Yamaha’s main man Jorge Lorenzo made things look easy at a scorching hot race on Italy’s Mugello circuit.
After dominating practice and qualifying – only missing out on pole because of what the team’s calling an “electronic malfunction” on his last fast lap – the Majorcan jammed his way past pole-sitter Dani Pedrosa at the first corner and simply rode away from the field. He was so comfortable he was waving to the crowd and marshalls on his last lap even before taking the chequered flag.
That gives Lorenzo a 19 point lead at the half-way point of the series, almost back to where he was two races ago before being torpedoed by Alvaro Bautista in Holland.
Pedrosa was also surprised early by Tech 3’s Andrea Dovizioso, who made a demon start from seventh and got past the Repsol Honda rider on the second lap. Pedrosa followed him for a bit, then sliced by and slid away, although he never challenged Lorenzo.
The battle for third kept the race alive until the last lap. German Moto GP rookie Stefan Bradl came out of nowhere on his LCR Honda to hound Dovi, then got by the Tech 3 veteran. Dovi hung on to Bradl’s tail, and repassed with only three laps left to gather up his third successive podium, his fourth in the last five races.
During all this, where was reigning world champ Casey Stoner? After never finding a comfortable setup for his bike, Stoner chose the ultra-safe Bridgestone rear with extra rubber for heat dissipation, the only rider to pick it. He looked lost early as the tire slowly warmed up, then when he found his rhythm and got up to sixth he missed a braking point and ran off.
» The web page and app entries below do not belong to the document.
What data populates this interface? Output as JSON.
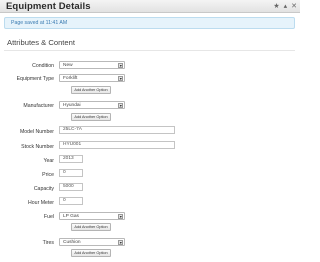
{
  "header": {
    "title": "Equipment Details"
  },
  "notice": {
    "text": "Page saved at 11:41 AM"
  },
  "section": {
    "title": "Attributes & Content"
  },
  "buttons": {
    "add_another": "Add Another Option"
  },
  "fields": {
    "condition": {
      "label": "Condition",
      "value": "New"
    },
    "equipment_type": {
      "label": "Equipment Type",
      "value": "Forklift"
    },
    "manufacturer": {
      "label": "Manufacturer",
      "value": "Hyundai"
    },
    "model_number": {
      "label": "Model Number",
      "value": "25LC-7A"
    },
    "stock_number": {
      "label": "Stock Number",
      "value": "HYU001"
    },
    "year": {
      "label": "Year",
      "value": "2013"
    },
    "price": {
      "label": "Price",
      "value": "0"
    },
    "capacity": {
      "label": "Capacity",
      "value": "5000"
    },
    "hour_meter": {
      "label": "Hour Meter",
      "value": "0"
    },
    "fuel": {
      "label": "Fuel",
      "value": "LP Gas"
    },
    "tires": {
      "label": "Tires",
      "value": "Cushion"
    }
  }
}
Luckily he didn’t crash but rejoined in 10th, and was only able to get back to eighth at the finish. On his way to the end he put a nasty pass on Alvaro Bautista, jamming his bike under the Spaniard’s San Carlo Gresini Honda and hitting him, giving Bautista a very bad moment. Although he “apologized” later, his apology still blamed Bautista for getting in his way. For all his amazing talent, Stoner simply can’t stop complaining.
Behind the battle for third was Nicky Hayden, once again the best Ducati rider on the circuit. As things wound down he started catching up to Dovizioso and Bradl, while behind him his team-mate Valentino Rossi was sparring with Tech 3 Yamaha’s Cal Crutchlow, both also closing on the group.
Hayden tried a Hail Mary pass on Bradl on the last lap with an eye on doing the same to Dovi for a podium finish, but the German retaliated and pushed the Ducati wide, forcing Hayden to slow and letting Rossi and Crutchlow get by before the flag.
The popular American was hardly pleased with going from a possible third to seventh in one lap, but said, “Those last seven, eight laps, I really gave it everything; I wasn’t sure I was going to finish, but I was sure I was going to go for it. On the last lap, after I went by Bradl for fourth, I was only thinking about trying to pass Dovi and get the Ducati on the podium, so I don’t regret the fact that I tried … we really had a shot at the podium today.”
The other factory Yamaha rider, Ben Spies, had a horrible day, struggling with an illness suspected as food poisoning. “I was struggling to put three laps together at a time in the race and fighting waves of dizziness and trying not be physically sick in my helmet.” Not a great way to try racing a Moto GP bike. At least the points he gained kept him in the top 10 in the championship.
The teams will all be testing at Mugello today (July 16), including some significant alterations to both the factory Hondas and Ducatis.
The next two races are in the U.S., at Laguna Seca’s Mazda Raceway and at the Indianapolis Speedway, the first at Laguna July 29.
World Championship standing after 9 of 18 races:
1. Jorge Lorenzo, Spain, Yamaha Factory Racing, 185 points
2. Dani Pedrosa, Spain, Repsol Honda, 166
3. Casey Stoner, Australia, Repsol Honda, 148
4. Andrea Dovizioso, Italy, Tech 3 Yamaha, 108
5. Cal Crutchlow, U.K., Tech 3 Yamaha, 95
6. Valentino Rossi, Italy, Marlboro Ducati, 82
7. Stefan Bradl, Germany, LCR Honda, 75
8. Nicky Hayden, U.S.A., Marlboro Ducati, 74
9. Alvaro Bautista, Italy, San Carlo Gresini Honda, 73
10. Ben Spies, U.S.A., Yamaha Factory Racing, 66
“For all his talent Stoner can’t stop complaining”.
Give me a break. Bautista was obviously holding him up (evident by the gap Stoner immediately pulled once by). Bautista could have let Stoner by OR he could have been forced to let him by. The latter is what happened. What was Stoner’s alternative? Politely follow along behind Bautista and lose more points to Lorenzo?
Hayden’s pass on Bradl, and vice versa, could have had similar results. (i.e. Contact)